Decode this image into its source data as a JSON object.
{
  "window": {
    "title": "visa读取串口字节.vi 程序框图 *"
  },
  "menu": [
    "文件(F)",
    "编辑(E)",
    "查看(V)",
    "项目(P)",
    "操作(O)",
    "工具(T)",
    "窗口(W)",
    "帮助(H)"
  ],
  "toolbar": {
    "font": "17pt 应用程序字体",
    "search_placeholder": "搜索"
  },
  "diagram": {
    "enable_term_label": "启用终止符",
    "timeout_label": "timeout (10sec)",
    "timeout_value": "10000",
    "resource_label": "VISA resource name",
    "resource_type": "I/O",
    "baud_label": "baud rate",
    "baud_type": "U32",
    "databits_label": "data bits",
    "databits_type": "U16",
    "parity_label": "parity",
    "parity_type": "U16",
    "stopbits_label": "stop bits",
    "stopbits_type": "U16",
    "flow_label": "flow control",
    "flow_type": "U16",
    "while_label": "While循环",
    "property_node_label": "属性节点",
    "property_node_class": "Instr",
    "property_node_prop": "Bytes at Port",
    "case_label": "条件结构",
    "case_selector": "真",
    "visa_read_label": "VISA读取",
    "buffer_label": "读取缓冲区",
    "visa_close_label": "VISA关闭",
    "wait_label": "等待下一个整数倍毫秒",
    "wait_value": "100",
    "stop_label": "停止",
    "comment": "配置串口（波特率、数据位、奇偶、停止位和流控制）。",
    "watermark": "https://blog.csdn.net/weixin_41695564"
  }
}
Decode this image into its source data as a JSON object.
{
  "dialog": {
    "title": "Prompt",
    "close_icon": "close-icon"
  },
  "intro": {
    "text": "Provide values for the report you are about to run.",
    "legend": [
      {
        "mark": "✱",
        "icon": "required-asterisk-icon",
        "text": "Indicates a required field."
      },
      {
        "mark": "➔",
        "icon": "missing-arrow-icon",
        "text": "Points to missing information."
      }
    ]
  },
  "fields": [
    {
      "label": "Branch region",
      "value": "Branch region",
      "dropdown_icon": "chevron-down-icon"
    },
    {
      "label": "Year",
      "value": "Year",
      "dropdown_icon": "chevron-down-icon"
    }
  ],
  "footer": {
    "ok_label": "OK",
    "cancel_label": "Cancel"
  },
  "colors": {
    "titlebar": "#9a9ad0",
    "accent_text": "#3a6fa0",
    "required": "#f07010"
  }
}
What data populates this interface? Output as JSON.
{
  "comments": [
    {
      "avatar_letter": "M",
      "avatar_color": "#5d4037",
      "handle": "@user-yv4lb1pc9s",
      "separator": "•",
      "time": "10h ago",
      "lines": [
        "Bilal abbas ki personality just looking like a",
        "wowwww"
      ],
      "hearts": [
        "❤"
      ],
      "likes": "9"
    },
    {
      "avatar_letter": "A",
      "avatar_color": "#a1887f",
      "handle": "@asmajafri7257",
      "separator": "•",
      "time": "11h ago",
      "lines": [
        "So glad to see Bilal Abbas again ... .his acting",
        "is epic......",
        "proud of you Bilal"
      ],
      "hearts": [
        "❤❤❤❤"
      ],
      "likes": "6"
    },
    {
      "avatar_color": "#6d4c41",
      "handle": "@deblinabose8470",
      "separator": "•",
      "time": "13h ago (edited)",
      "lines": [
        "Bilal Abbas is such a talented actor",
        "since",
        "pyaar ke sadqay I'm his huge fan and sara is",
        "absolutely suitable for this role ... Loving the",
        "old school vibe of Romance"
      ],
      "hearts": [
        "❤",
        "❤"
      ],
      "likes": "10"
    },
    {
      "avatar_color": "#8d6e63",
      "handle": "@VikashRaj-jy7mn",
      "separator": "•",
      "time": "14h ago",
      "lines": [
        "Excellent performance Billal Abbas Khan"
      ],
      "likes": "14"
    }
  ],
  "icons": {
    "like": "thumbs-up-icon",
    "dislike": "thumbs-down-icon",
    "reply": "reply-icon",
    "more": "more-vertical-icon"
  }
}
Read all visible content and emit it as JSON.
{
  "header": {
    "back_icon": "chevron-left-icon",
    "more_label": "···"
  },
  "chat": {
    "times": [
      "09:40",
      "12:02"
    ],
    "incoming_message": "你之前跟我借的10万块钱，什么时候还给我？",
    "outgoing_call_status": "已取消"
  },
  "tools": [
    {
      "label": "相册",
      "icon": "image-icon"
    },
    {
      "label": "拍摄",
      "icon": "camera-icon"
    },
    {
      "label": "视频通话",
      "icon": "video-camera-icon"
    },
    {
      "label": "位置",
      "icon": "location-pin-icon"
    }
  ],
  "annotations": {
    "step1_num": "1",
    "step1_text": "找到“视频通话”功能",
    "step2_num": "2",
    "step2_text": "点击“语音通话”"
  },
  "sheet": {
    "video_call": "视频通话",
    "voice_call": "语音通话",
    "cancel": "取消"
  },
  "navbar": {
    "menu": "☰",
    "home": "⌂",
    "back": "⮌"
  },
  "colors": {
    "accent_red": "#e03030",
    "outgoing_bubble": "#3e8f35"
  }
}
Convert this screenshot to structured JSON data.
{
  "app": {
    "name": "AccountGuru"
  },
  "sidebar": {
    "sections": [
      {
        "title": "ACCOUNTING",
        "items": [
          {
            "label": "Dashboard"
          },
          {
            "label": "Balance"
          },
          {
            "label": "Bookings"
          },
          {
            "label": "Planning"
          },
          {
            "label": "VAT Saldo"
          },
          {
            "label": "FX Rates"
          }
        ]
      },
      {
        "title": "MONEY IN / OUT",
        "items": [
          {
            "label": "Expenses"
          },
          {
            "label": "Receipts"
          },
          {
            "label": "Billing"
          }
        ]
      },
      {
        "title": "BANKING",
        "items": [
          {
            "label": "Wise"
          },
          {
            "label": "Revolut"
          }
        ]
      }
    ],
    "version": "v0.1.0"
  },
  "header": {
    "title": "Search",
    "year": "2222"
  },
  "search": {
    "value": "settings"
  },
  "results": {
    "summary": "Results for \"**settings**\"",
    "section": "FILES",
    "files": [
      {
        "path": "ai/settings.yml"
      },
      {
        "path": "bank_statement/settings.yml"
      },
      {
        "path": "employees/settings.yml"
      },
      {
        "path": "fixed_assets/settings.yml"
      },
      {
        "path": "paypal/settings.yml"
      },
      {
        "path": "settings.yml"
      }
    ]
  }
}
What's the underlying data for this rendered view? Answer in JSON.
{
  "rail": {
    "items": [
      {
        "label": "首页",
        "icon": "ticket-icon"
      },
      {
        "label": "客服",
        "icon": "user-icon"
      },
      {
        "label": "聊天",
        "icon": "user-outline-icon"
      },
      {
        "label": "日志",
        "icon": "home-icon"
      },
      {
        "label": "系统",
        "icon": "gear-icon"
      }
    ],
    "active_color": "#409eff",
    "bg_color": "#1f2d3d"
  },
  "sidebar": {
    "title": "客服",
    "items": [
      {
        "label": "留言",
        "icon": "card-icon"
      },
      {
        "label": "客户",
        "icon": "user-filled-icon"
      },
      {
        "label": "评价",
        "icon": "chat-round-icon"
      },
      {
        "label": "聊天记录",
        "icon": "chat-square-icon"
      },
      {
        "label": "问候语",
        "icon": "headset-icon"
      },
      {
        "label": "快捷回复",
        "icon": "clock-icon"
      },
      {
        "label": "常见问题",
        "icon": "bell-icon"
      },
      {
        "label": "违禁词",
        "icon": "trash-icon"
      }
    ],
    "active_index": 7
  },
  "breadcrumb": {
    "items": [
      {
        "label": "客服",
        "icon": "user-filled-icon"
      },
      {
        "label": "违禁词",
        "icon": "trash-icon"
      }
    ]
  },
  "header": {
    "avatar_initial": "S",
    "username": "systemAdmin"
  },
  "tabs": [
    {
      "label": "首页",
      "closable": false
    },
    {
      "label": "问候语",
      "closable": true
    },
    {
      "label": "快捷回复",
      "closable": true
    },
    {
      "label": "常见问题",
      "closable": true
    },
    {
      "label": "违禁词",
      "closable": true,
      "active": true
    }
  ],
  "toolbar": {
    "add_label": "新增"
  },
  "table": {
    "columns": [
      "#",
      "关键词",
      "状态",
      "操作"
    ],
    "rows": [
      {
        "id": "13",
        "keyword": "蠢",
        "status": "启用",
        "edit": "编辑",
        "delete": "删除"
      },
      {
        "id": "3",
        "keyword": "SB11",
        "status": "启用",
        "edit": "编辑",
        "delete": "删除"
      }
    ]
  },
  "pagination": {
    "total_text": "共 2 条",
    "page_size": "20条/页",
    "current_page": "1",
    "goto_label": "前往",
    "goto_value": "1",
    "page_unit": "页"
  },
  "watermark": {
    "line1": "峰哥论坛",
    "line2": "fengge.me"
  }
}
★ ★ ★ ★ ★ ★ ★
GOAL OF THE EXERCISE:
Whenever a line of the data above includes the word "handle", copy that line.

OUTPUT FOR THIS TASK:
      "handle": "@user-yv4lb1pc9s",
      "handle": "@asmajafri7257",
      "handle": "@deblinabose8470",
      "handle": "@VikashRaj-jy7mn",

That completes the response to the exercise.